Someone who’s nonplussed is at a loss, with “no more” to think, say, or do. They may be speechless from hearing shocking news, being tricked, or being asked a bizarre question. The same thing is implied by the word dumbfounded. A person who’s nonplussed isn’t just a little confused. They’re completely perplexed, puzzled, baffled, and bewildered—and they’re probably bothered by it.
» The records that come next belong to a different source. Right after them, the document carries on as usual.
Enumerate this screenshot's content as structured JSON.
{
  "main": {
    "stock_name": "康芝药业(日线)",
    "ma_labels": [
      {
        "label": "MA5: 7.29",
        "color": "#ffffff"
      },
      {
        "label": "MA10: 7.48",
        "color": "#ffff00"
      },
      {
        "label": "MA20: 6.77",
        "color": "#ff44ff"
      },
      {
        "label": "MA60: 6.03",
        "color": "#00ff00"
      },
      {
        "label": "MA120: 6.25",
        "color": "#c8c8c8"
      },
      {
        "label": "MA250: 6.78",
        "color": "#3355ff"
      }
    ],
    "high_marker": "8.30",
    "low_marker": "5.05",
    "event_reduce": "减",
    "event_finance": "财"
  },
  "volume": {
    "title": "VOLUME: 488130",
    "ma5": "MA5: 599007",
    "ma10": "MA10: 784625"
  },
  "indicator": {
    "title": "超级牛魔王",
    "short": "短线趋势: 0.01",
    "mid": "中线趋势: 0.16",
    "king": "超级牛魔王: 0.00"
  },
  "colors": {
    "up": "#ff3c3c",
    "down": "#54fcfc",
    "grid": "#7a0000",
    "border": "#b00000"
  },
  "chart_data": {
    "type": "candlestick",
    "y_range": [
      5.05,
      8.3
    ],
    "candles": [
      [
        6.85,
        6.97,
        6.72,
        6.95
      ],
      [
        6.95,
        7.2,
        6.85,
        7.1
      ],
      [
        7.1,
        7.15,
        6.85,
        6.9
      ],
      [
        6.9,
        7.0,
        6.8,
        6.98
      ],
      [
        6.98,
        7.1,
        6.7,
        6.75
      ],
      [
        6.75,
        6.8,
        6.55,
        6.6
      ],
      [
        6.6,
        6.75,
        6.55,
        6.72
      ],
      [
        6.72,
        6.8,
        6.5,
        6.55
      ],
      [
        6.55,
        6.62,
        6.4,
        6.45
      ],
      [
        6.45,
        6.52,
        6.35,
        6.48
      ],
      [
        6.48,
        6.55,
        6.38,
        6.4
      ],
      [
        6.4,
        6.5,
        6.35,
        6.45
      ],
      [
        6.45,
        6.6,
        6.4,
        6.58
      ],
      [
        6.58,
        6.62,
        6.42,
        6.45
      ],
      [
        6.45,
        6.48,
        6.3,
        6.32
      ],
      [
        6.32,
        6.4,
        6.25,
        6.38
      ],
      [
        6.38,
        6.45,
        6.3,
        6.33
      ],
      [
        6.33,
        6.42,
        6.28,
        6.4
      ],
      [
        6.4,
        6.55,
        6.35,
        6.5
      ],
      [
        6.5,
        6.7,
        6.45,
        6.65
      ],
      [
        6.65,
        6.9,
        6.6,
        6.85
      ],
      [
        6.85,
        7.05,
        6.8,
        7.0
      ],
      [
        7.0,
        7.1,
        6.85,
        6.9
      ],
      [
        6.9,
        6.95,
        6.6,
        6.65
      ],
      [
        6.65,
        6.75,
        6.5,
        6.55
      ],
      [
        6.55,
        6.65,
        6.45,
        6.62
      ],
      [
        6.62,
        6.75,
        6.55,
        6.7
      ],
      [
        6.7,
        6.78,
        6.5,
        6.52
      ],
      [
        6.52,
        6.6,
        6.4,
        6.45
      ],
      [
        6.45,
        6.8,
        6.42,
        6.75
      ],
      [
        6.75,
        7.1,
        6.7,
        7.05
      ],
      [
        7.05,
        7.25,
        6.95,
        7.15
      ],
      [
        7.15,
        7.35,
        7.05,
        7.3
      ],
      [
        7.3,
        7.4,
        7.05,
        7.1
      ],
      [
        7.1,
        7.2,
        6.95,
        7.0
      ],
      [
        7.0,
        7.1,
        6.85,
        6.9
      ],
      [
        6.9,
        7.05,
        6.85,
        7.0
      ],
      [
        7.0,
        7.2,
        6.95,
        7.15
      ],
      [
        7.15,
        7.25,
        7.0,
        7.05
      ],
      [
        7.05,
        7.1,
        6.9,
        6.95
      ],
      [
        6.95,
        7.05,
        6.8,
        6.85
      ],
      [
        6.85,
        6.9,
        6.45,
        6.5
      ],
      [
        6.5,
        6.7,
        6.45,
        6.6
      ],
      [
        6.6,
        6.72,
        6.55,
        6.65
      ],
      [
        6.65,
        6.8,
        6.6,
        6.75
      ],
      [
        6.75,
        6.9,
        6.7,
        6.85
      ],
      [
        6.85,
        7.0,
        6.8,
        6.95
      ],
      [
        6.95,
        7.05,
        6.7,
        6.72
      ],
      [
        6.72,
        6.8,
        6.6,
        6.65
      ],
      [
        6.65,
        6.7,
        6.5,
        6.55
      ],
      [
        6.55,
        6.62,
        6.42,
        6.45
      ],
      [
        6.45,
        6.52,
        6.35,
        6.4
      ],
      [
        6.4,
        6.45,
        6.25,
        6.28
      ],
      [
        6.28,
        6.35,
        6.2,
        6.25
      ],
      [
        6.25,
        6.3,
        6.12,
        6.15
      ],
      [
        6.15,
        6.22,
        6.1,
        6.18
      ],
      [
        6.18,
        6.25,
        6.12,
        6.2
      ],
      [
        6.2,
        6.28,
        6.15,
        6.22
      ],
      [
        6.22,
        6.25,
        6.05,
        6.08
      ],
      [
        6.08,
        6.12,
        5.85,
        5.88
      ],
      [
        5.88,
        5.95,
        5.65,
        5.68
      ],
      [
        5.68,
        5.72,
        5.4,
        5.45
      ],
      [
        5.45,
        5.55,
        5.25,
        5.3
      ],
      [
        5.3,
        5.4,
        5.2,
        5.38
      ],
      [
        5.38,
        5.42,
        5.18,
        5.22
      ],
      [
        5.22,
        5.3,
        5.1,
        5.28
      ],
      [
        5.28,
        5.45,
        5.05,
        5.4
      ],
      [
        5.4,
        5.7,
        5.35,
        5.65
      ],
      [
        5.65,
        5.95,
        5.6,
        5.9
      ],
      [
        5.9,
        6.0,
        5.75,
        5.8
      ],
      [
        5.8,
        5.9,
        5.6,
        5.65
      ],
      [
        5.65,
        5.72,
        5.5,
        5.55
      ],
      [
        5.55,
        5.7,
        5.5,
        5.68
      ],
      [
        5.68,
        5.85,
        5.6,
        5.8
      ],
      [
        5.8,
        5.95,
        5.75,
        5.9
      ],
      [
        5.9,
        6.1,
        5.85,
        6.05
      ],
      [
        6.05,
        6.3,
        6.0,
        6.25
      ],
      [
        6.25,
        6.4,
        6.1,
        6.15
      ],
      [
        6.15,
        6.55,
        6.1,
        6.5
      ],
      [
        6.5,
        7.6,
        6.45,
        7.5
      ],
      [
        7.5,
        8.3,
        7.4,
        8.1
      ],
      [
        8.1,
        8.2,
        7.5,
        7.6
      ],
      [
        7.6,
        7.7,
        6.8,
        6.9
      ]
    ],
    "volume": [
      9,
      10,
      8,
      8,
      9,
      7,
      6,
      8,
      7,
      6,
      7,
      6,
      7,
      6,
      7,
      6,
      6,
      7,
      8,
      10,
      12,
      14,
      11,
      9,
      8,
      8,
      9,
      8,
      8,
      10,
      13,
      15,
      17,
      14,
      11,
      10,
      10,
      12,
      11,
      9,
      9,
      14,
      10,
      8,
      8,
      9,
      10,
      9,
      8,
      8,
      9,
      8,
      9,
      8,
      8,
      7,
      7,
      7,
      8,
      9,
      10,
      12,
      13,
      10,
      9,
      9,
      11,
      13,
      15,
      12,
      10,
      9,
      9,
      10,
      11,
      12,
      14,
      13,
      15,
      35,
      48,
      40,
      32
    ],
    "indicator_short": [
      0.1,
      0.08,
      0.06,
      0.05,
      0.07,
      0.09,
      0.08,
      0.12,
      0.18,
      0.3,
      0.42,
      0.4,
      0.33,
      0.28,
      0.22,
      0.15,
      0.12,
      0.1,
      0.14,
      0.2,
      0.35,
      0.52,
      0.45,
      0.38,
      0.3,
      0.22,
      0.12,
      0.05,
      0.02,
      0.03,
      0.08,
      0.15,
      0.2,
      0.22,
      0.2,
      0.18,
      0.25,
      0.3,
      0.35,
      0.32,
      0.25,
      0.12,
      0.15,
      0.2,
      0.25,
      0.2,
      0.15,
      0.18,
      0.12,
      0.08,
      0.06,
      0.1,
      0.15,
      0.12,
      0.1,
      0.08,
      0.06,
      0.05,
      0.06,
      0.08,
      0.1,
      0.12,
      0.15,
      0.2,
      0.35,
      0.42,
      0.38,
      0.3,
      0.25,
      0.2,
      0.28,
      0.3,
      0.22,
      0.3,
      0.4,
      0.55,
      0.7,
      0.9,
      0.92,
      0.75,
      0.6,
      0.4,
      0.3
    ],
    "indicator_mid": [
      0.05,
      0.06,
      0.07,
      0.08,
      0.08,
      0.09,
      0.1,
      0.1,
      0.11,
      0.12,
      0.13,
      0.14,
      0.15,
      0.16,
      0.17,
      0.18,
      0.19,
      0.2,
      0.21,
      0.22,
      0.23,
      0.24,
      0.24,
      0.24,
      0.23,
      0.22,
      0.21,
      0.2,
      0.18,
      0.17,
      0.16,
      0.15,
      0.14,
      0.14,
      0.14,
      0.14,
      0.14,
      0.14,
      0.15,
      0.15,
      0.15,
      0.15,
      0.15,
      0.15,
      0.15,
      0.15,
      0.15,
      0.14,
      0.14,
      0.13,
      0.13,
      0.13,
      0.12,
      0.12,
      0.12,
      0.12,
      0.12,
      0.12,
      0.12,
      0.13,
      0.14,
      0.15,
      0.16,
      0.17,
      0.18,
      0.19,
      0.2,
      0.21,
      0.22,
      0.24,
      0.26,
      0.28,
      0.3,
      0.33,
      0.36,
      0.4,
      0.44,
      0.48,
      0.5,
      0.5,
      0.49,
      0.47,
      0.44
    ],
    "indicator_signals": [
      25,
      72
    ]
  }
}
The first records of the nonstandard use of nonplussed to mean “unfazed,” “nonchalant,” or “unimpressed” come from the 1960s, and it has become even more common since then. It’s often used in a way that’s just about the opposite of its original meaning, as in I’m nonplussed by all the attention—it doesn’t bother me at all. It most likely comes from the misconception that the non part is the common prefix non- meaning “not,” resulting in “not plussed.” But plussed does not mean “fazed” and it is not used by itself. (By contrast, you can be gruntled.)

Did you know ... ?

What are some other forms related to nonplussed?

What are some synonyms for nonplussed?

What are some words that share a root or word element with nonplussed

What are some words that often get used in discussing nonplussed?


How is nonplussed used in real life?

Nonplussed meaning “unfazed” is probably used just about as much as nonplussed meaning “perplexed,” and there’s nothing you can do about it.



Try using nonplussed!

Is nonplussed used correctly in the following sentence?

The question left him completely nonplussed, and he just stood there with his mouth open.